The CGT claimed after the day of action that it had offered to talk with TotalEnergies about pay and conditions; the employers refused to countenance talks, which suggests they were aware that the strike was crumbling. 

Some refineries went back to work that day. It was the eve of the school half-term holidays, and people with children they might want to drive around and entertain during the holidays also have votes. 

The unions must throughout this or any other industrial action make a judgement weighing up the damage done to the government against the damage done to M. Mélenchon’s electoral prospects – in which the labour movement has an enormous vested interest. 

On the left, he is the last man standing.

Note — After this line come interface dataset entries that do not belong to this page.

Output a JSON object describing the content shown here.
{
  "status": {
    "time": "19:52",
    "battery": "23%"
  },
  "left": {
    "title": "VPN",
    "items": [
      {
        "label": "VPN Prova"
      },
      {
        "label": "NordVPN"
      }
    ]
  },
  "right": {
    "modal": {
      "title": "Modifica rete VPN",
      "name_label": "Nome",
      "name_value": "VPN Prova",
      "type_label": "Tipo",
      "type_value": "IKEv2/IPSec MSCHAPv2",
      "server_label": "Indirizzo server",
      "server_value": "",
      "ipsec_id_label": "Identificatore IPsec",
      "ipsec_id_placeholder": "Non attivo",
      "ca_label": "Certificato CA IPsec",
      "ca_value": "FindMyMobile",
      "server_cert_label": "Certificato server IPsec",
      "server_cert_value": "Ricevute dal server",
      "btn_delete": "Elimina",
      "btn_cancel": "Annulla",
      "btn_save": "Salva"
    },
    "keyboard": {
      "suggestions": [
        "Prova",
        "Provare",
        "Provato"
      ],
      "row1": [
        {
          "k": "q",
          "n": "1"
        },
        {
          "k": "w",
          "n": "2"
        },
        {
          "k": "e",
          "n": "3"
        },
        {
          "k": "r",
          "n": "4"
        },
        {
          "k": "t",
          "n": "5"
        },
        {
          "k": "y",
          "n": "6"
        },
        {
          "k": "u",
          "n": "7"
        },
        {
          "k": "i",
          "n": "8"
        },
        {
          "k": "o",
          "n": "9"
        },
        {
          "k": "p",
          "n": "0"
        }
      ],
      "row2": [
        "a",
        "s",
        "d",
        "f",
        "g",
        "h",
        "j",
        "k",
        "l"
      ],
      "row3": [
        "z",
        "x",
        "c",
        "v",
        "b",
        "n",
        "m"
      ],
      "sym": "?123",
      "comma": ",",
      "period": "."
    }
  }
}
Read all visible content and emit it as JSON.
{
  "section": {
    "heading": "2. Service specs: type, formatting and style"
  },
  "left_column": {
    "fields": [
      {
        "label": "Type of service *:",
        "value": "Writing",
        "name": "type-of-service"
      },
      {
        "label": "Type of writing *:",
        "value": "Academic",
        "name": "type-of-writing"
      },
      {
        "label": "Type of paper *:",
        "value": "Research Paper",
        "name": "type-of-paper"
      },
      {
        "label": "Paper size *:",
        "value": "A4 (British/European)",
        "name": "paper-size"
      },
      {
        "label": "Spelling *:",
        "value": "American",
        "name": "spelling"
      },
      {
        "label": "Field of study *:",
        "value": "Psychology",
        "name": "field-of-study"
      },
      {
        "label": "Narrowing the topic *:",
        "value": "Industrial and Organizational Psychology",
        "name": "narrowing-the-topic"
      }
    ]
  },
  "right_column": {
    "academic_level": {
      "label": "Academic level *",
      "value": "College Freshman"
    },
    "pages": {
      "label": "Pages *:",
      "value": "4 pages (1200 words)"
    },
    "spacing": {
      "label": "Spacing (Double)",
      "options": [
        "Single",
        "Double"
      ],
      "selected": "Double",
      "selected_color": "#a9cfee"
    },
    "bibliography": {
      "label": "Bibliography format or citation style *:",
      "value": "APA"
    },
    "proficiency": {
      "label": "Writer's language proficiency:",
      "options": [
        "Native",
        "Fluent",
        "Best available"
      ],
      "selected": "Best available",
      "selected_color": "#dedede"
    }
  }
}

There are, potentially, worse problems ahead than being unable to fill up the Renault. 

Workers for EDF, the power company currently being nationalised, are also threatening industrial action, with winter imminent and a war on against the region’s main energy supplier. 

Subsidies on fuel and power can’t last forever, as the British government has found. 

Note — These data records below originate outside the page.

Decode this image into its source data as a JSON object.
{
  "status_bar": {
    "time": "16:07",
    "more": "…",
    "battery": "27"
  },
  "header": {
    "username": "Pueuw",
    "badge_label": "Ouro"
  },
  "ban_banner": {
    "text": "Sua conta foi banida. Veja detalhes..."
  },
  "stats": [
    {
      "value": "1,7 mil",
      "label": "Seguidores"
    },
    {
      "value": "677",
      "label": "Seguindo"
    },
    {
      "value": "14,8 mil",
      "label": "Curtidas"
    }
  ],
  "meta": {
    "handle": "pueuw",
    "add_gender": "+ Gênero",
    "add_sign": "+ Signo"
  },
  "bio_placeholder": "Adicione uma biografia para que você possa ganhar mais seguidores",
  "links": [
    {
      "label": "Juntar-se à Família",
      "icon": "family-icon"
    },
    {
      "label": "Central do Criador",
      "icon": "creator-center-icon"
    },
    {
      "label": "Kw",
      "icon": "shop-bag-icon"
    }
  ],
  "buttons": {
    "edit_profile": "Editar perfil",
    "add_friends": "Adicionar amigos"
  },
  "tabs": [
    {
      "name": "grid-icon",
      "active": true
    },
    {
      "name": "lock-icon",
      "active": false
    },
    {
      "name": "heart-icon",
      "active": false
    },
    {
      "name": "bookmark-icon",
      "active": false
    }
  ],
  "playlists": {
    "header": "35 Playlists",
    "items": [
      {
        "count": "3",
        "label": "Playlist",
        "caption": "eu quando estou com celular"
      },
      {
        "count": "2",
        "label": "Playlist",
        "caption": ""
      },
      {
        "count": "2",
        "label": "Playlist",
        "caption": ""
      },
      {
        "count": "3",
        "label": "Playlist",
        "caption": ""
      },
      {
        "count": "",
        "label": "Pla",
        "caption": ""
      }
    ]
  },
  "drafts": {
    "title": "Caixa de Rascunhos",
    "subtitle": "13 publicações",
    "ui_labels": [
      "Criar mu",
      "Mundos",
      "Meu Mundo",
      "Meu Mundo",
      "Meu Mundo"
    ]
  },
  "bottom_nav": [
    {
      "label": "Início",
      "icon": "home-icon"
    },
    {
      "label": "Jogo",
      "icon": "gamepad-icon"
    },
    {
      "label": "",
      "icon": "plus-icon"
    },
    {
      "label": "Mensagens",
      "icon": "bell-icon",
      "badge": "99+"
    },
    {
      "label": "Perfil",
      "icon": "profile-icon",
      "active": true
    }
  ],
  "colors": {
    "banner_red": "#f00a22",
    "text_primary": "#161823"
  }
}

M. Macron’s best bet is to seek to get the public onside, probably best done by challenging the political sense and good faith of his opponents. 

He is not dealing with entirely rational people, and that is why, in the weeks ahead, anything could happen.

Simon Heffer is a regular columnist with The Connexion. He is also a columnist for the Daily and Sunday Telegraph

Related articles

This is the calm before a storm in French politics

Study shows what French people feel positive about and what they fear

President Macron is in office but he is not in power

Resident or second-home owner in France?
Benefit from our daily digest of headlines and how-to's to help you make the most of life in France
By joining the newsletter, you agree to our Terms & Conditions and Privacy Policy
See more popular articles
The Connexion Help Guides
featured helpguide
Visa and residency cards for France*
Featured Help Guide
- Visas and residency cards (cartes de séjour) for France help guide - Understand when visas and residency cards are required to move to France or come for an extended stay - Applies to Britons (post-Brexit) and to all other non-EU/non-EEA/Swiss nationalities - Useful to anyone considering a move to France, whether for work or otherwise, or wanting to spend more than three months at their French second home
Get news, views and information from France
You have 2 free subscriber articles left
Subscribe now to read unlimited articles and exclusive content
Already a subscriber? Log in now